What to produce: Go through the records, and copy each line in which the string "object" is present.

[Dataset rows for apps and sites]
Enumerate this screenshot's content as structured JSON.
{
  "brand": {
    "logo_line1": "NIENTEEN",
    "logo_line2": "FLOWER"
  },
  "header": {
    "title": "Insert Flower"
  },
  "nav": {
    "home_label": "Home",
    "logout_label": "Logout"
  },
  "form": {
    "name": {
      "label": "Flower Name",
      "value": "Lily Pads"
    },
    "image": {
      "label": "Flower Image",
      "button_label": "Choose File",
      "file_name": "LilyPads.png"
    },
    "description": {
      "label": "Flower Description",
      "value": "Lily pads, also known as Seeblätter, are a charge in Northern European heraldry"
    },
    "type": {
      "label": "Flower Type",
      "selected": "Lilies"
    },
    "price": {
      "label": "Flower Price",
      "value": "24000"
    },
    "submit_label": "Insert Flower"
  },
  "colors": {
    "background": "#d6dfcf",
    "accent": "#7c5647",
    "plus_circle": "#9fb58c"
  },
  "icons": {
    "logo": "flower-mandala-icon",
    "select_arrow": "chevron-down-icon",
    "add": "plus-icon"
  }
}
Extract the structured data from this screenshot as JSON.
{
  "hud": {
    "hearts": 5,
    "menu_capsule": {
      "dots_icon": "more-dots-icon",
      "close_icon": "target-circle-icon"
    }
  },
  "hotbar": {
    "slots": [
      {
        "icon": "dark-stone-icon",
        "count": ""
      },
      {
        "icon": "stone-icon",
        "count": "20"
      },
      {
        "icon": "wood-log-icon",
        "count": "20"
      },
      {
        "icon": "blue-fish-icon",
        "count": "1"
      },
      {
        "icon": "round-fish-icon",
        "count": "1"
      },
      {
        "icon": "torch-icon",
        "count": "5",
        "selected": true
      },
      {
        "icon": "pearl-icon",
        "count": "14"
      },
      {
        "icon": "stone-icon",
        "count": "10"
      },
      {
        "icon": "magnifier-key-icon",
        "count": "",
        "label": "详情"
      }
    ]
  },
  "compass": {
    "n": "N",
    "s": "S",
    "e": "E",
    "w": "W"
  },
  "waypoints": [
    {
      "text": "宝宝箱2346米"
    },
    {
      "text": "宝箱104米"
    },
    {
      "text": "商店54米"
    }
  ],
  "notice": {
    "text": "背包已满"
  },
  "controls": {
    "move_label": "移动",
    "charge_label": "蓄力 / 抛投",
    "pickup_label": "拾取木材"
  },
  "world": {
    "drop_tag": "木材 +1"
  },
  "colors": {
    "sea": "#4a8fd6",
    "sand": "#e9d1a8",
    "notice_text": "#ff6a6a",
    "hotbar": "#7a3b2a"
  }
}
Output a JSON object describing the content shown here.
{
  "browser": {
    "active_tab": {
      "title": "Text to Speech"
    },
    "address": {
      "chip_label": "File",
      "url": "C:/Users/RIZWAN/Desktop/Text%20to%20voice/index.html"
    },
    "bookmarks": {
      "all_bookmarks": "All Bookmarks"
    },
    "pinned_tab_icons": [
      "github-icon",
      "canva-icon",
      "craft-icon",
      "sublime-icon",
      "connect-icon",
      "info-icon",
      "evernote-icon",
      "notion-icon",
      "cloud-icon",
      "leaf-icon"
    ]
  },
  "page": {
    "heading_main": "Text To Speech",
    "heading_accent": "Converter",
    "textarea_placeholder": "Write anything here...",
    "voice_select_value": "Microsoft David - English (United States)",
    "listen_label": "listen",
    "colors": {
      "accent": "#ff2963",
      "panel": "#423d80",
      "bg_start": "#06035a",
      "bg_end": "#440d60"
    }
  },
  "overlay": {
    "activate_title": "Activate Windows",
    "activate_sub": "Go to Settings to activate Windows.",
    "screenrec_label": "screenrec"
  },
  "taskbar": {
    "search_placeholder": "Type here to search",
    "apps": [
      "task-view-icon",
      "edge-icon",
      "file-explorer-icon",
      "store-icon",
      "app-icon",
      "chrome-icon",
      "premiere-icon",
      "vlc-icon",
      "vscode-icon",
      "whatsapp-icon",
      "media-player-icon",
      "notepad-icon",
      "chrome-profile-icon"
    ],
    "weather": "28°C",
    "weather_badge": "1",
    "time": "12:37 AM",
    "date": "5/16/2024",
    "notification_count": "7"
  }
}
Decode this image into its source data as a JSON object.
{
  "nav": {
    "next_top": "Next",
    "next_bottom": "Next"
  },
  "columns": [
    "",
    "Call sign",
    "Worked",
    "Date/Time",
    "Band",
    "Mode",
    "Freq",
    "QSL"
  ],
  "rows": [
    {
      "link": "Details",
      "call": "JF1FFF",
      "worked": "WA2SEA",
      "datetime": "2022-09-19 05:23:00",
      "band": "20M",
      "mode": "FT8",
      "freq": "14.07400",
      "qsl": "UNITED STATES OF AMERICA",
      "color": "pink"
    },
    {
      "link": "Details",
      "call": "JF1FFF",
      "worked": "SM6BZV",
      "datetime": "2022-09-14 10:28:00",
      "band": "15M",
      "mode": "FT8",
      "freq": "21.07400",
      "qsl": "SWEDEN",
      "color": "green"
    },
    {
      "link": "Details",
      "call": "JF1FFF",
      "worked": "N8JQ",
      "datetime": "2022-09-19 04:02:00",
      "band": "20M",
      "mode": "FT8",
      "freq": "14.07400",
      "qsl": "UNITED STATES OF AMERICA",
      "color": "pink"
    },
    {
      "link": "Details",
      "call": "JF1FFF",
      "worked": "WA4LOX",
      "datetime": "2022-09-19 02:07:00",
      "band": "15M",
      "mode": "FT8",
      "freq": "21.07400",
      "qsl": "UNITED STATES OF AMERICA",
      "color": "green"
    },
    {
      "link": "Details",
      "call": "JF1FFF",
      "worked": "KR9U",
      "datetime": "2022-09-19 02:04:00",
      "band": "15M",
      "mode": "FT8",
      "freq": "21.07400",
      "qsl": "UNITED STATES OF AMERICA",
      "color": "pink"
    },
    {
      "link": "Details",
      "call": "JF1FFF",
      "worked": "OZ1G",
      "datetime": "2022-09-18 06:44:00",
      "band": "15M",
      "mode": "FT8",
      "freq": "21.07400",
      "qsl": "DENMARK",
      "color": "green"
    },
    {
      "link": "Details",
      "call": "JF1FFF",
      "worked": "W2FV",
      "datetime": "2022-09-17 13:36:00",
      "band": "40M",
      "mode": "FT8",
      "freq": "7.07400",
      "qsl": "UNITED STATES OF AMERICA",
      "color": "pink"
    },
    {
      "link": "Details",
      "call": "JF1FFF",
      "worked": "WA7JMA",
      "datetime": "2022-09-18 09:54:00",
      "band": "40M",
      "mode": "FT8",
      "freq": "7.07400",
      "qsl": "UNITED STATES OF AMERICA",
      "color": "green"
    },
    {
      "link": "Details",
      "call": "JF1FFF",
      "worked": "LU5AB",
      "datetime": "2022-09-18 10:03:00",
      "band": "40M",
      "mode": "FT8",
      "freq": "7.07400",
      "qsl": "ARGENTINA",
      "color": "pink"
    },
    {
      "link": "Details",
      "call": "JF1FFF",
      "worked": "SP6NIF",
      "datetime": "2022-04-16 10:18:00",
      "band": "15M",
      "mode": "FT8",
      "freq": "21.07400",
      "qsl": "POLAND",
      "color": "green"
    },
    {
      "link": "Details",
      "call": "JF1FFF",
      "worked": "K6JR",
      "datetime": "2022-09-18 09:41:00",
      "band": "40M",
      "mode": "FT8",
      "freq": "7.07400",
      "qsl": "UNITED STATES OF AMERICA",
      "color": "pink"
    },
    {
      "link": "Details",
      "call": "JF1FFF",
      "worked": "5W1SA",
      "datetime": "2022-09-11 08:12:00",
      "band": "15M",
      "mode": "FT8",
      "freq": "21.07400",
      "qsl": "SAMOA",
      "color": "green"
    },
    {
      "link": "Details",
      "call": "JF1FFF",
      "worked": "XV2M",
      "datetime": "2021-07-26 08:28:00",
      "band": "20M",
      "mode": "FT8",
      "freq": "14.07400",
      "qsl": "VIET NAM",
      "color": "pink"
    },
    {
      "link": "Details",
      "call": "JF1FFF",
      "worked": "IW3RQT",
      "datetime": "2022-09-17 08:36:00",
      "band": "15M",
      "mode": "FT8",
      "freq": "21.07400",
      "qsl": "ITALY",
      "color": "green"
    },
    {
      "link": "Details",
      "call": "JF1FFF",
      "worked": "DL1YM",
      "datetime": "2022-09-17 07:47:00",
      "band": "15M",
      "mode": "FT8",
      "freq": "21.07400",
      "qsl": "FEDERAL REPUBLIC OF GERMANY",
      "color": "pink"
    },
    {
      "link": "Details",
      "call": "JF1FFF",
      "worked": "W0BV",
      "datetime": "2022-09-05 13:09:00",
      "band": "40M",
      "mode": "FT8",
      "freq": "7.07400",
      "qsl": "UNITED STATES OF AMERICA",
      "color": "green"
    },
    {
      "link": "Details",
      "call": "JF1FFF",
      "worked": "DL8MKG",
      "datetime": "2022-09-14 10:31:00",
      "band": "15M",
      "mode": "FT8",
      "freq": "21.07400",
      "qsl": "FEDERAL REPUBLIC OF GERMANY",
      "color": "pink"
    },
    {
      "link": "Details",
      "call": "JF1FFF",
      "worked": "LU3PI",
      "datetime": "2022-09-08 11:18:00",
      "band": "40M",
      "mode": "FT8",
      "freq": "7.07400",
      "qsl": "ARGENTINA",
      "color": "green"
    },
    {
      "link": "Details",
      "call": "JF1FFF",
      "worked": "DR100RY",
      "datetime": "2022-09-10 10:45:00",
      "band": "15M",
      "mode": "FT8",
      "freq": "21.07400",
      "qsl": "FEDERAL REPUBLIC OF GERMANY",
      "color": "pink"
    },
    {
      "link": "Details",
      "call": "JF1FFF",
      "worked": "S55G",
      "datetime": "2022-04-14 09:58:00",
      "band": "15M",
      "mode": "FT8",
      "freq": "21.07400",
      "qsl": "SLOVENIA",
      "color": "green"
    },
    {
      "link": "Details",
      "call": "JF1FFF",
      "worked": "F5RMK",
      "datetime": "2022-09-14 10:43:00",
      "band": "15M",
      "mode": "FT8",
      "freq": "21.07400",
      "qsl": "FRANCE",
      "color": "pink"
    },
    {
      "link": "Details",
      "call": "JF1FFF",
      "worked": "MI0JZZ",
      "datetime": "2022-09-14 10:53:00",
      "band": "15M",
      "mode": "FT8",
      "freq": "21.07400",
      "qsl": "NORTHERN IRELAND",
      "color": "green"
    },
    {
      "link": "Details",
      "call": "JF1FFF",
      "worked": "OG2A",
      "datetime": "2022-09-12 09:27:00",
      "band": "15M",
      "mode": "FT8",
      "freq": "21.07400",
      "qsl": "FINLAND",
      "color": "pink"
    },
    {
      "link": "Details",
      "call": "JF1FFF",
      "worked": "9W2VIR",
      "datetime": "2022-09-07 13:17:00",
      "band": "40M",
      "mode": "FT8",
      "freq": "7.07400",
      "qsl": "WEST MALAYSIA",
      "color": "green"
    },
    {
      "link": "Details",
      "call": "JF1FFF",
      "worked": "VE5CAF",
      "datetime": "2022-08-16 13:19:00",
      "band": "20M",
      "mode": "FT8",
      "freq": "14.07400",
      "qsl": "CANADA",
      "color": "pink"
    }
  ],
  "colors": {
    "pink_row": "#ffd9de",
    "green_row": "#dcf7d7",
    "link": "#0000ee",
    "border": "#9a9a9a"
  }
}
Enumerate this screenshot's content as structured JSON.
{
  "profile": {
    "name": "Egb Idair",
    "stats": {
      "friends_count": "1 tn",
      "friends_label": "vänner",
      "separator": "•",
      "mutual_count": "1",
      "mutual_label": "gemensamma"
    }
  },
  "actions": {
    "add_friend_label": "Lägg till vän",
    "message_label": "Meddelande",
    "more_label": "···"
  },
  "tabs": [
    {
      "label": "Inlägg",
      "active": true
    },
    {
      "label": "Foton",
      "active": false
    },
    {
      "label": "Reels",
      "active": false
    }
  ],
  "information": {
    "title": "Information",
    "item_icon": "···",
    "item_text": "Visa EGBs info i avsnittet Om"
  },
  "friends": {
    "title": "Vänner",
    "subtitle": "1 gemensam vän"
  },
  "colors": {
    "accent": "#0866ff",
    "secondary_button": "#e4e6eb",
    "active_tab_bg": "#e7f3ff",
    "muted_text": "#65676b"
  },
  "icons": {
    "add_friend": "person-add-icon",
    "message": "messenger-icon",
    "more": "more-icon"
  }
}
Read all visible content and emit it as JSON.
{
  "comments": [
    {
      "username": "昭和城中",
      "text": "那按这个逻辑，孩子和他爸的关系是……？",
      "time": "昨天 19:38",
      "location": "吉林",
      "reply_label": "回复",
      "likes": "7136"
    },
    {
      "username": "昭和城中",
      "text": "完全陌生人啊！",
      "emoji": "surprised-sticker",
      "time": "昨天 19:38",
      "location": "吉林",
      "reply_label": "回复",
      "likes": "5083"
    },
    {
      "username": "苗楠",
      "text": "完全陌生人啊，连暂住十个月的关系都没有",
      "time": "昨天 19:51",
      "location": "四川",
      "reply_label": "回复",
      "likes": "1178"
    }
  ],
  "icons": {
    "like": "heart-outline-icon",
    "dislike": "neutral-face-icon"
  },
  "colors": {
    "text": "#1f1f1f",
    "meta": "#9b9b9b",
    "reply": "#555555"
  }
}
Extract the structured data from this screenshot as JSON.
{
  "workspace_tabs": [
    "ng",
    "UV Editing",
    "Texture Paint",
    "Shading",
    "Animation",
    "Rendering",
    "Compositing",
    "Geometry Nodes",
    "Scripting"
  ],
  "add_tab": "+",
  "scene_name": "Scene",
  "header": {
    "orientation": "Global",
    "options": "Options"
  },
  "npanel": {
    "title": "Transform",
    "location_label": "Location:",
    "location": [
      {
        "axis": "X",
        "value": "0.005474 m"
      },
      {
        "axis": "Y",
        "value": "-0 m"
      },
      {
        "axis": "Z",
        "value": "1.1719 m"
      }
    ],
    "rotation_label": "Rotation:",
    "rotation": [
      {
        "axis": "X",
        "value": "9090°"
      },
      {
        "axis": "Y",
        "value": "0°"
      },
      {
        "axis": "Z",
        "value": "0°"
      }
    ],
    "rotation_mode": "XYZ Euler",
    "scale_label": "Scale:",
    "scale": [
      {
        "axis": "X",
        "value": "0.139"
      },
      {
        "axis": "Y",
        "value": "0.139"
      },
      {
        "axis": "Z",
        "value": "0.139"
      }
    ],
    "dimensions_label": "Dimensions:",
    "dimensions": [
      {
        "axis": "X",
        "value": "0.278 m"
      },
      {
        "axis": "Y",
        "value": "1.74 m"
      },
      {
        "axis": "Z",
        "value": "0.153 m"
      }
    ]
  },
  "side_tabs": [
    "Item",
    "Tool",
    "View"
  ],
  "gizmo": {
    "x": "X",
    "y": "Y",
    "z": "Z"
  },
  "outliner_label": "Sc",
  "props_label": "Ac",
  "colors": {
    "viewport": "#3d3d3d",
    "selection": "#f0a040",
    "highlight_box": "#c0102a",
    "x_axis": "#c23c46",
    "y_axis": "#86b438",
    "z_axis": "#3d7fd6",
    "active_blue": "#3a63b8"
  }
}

Task solution:
Output a JSON object describing the content shown here.
Decode this image into its source data as a JSON object.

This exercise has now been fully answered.